THE PROBLEM:
Copy each record exactly, word for word.
(TASK INPUTS begins)
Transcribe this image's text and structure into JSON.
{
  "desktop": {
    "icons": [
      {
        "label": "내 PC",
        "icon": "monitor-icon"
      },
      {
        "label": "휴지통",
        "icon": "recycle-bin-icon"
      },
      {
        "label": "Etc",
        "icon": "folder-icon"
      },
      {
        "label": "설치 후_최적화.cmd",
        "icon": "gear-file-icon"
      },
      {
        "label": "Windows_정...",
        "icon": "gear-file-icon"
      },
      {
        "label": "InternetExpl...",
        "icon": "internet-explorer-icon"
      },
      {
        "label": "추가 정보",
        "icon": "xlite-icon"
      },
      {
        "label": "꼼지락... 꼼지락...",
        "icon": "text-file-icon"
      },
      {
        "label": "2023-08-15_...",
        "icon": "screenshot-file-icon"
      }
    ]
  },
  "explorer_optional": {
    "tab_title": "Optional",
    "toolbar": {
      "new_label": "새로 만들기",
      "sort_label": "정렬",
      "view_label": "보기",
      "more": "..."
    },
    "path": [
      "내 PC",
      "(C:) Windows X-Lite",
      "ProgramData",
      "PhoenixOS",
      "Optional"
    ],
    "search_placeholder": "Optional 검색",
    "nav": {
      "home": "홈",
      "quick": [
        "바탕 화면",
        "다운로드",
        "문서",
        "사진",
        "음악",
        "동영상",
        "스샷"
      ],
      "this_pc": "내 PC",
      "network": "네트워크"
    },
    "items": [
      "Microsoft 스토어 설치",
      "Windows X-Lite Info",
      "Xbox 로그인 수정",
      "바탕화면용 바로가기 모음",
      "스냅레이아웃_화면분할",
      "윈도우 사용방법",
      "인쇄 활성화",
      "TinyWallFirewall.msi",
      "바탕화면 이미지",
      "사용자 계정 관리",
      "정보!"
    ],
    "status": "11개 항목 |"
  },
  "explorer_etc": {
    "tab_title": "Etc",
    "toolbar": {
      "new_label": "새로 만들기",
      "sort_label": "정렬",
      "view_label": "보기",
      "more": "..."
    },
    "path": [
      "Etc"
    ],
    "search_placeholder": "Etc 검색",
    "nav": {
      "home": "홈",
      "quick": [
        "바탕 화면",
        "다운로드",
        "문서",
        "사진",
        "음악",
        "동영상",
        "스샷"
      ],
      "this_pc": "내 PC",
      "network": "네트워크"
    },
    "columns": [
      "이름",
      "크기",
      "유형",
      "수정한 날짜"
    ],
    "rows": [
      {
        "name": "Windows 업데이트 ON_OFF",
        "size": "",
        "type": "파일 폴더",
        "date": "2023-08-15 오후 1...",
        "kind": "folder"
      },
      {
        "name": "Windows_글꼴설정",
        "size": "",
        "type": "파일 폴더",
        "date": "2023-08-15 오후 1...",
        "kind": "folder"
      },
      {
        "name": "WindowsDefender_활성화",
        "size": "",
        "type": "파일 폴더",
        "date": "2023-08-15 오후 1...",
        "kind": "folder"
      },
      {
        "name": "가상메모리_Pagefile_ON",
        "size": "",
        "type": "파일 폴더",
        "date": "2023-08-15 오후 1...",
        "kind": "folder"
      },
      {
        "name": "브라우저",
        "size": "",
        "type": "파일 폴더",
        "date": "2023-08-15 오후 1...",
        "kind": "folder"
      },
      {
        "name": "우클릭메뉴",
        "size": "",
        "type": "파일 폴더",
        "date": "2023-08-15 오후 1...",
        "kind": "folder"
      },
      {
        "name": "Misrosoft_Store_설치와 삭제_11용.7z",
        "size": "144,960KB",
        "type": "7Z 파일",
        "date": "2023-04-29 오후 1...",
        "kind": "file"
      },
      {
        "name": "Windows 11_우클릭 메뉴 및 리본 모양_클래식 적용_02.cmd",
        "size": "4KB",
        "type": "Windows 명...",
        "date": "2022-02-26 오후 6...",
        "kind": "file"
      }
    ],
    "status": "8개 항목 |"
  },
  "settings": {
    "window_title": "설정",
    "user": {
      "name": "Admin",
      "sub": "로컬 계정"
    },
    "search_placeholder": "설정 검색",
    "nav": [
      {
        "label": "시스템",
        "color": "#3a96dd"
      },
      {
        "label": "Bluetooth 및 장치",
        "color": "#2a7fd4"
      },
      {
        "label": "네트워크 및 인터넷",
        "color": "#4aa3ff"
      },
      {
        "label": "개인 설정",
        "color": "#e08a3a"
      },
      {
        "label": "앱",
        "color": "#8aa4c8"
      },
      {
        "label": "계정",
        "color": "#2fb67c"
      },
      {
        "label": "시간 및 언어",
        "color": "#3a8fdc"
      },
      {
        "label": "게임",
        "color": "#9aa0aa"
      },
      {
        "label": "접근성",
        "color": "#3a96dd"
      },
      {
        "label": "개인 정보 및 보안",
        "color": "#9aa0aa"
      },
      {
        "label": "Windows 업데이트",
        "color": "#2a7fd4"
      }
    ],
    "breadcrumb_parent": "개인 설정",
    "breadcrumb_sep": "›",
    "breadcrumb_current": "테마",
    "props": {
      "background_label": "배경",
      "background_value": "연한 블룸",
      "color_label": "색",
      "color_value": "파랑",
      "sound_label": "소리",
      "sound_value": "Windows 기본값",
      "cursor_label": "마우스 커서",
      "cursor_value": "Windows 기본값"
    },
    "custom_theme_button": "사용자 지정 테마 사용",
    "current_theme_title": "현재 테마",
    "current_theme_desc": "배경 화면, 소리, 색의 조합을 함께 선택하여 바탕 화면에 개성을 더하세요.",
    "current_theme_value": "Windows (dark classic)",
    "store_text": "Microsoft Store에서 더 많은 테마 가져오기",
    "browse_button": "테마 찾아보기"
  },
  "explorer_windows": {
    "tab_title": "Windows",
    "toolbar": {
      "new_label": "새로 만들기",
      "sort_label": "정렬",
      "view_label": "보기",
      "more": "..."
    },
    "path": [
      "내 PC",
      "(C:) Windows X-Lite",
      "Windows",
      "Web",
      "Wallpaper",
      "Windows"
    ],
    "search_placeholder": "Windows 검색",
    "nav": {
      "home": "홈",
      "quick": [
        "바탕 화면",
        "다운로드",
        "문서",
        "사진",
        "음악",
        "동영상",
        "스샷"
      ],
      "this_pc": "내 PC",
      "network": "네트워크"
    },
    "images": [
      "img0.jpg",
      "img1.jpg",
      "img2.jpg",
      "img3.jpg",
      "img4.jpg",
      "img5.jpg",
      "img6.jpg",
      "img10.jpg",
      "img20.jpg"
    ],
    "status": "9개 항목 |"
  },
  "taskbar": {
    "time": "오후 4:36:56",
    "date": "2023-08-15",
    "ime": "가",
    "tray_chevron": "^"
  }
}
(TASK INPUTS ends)
TASK RESULT:
Transcribe this image's text and structure into JSON.
{
  "desktop": {
    "icons": [
      {
        "label": "내 PC",
        "icon": "monitor-icon"
      },
      {
        "label": "휴지통",
        "icon": "recycle-bin-icon"
      },
      {
        "label": "Etc",
        "icon": "folder-icon"
      },
      {
        "label": "설치 후_최적화.cmd",
        "icon": "gear-file-icon"
      },
      {
        "label": "Windows_정...",
        "icon": "gear-file-icon"
      },
      {
        "label": "InternetExpl...",
        "icon": "internet-explorer-icon"
      },
      {
        "label": "추가 정보",
        "icon": "xlite-icon"
      },
      {
        "label": "꼼지락... 꼼지락...",
        "icon": "text-file-icon"
      },
      {
        "label": "2023-08-15_...",
        "icon": "screenshot-file-icon"
      }
    ]
  },
  "explorer_optional": {
    "tab_title": "Optional",
    "toolbar": {
      "new_label": "새로 만들기",
      "sort_label": "정렬",
      "view_label": "보기",
      "more": "..."
    },
    "path": [
      "내 PC",
      "(C:) Windows X-Lite",
      "ProgramData",
      "PhoenixOS",
      "Optional"
    ],
    "search_placeholder": "Optional 검색",
    "nav": {
      "home": "홈",
      "quick": [
        "바탕 화면",
        "다운로드",
        "문서",
        "사진",
        "음악",
        "동영상",
        "스샷"
      ],
      "this_pc": "내 PC",
      "network": "네트워크"
    },
    "items": [
      "Microsoft 스토어 설치",
      "Windows X-Lite Info",
      "Xbox 로그인 수정",
      "바탕화면용 바로가기 모음",
      "스냅레이아웃_화면분할",
      "윈도우 사용방법",
      "인쇄 활성화",
      "TinyWallFirewall.msi",
      "바탕화면 이미지",
      "사용자 계정 관리",
      "정보!"
    ],
    "status": "11개 항목 |"
  },
  "explorer_etc": {
    "tab_title": "Etc",
    "toolbar": {
      "new_label": "새로 만들기",
      "sort_label": "정렬",
      "view_label": "보기",
      "more": "..."
    },
    "path": [
      "Etc"
    ],
    "search_placeholder": "Etc 검색",
    "nav": {
      "home": "홈",
      "quick": [
        "바탕 화면",
        "다운로드",
        "문서",
        "사진",
        "음악",
        "동영상",
        "스샷"
      ],
      "this_pc": "내 PC",
      "network": "네트워크"
    },
    "columns": [
      "이름",
      "크기",
      "유형",
      "수정한 날짜"
    ],
    "rows": [
      {
        "name": "Windows 업데이트 ON_OFF",
        "size": "",
        "type": "파일 폴더",
        "date": "2023-08-15 오후 1...",
        "kind": "folder"
      },
      {
        "name": "Windows_글꼴설정",
        "size": "",
        "type": "파일 폴더",
        "date": "2023-08-15 오후 1...",
        "kind": "folder"
      },
      {
        "name": "WindowsDefender_활성화",
        "size": "",
        "type": "파일 폴더",
        "date": "2023-08-15 오후 1...",
        "kind": "folder"
      },
      {
        "name": "가상메모리_Pagefile_ON",
        "size": "",
        "type": "파일 폴더",
        "date": "2023-08-15 오후 1...",
        "kind": "folder"
      },
      {
        "name": "브라우저",
        "size": "",
        "type": "파일 폴더",
        "date": "2023-08-15 오후 1...",
        "kind": "folder"
      },
      {
        "name": "우클릭메뉴",
        "size": "",
        "type": "파일 폴더",
        "date": "2023-08-15 오후 1...",
        "kind": "folder"
      },
      {
        "name": "Misrosoft_Store_설치와 삭제_11용.7z",
        "size": "144,960KB",
        "type": "7Z 파일",
        "date": "2023-04-29 오후 1...",
        "kind": "file"
      },
      {
        "name": "Windows 11_우클릭 메뉴 및 리본 모양_클래식 적용_02.cmd",
        "size": "4KB",
        "type": "Windows 명...",
        "date": "2022-02-26 오후 6...",
        "kind": "file"
      }
    ],
    "status": "8개 항목 |"
  },
  "settings": {
    "window_title": "설정",
    "user": {
      "name": "Admin",
      "sub": "로컬 계정"
    },
    "search_placeholder": "설정 검색",
    "nav": [
      {
        "label": "시스템",
        "color": "#3a96dd"
      },
      {
        "label": "Bluetooth 및 장치",
        "color": "#2a7fd4"
      },
      {
        "label": "네트워크 및 인터넷",
        "color": "#4aa3ff"
      },
      {
        "label": "개인 설정",
        "color": "#e08a3a"
      },
      {
        "label": "앱",
        "color": "#8aa4c8"
      },
      {
        "label": "계정",
        "color": "#2fb67c"
      },
      {
        "label": "시간 및 언어",
        "color": "#3a8fdc"
      },
      {
        "label": "게임",
        "color": "#9aa0aa"
      },
      {
        "label": "접근성",
        "color": "#3a96dd"
      },
      {
        "label": "개인 정보 및 보안",
        "color": "#9aa0aa"
      },
      {
        "label": "Windows 업데이트",
        "color": "#2a7fd4"
      }
    ],
    "breadcrumb_parent": "개인 설정",
    "breadcrumb_sep": "›",
    "breadcrumb_current": "테마",
    "props": {
      "background_label": "배경",
      "background_value": "연한 블룸",
      "color_label": "색",
      "color_value": "파랑",
      "sound_label": "소리",
      "sound_value": "Windows 기본값",
      "cursor_label": "마우스 커서",
      "cursor_value": "Windows 기본값"
    },
    "custom_theme_button": "사용자 지정 테마 사용",
    "current_theme_title": "현재 테마",
    "current_theme_desc": "배경 화면, 소리, 색의 조합을 함께 선택하여 바탕 화면에 개성을 더하세요.",
    "current_theme_value": "Windows (dark classic)",
    "store_text": "Microsoft Store에서 더 많은 테마 가져오기",
    "browse_button": "테마 찾아보기"
  },
  "explorer_windows": {
    "tab_title": "Windows",
    "toolbar": {
      "new_label": "새로 만들기",
      "sort_label": "정렬",
      "view_label": "보기",
      "more": "..."
    },
    "path": [
      "내 PC",
      "(C:) Windows X-Lite",
      "Windows",
      "Web",
      "Wallpaper",
      "Windows"
    ],
    "search_placeholder": "Windows 검색",
    "nav": {
      "home": "홈",
      "quick": [
        "바탕 화면",
        "다운로드",
        "문서",
        "사진",
        "음악",
        "동영상",
        "스샷"
      ],
      "this_pc": "내 PC",
      "network": "네트워크"
    },
    "images": [
      "img0.jpg",
      "img1.jpg",
      "img2.jpg",
      "img3.jpg",
      "img4.jpg",
      "img5.jpg",
      "img6.jpg",
      "img10.jpg",
      "img20.jpg"
    ],
    "status": "9개 항목 |"
  },
  "taskbar": {
    "time": "오후 4:36:56",
    "date": "2023-08-15",
    "ime": "가",
    "tray_chevron": "^"
  }
}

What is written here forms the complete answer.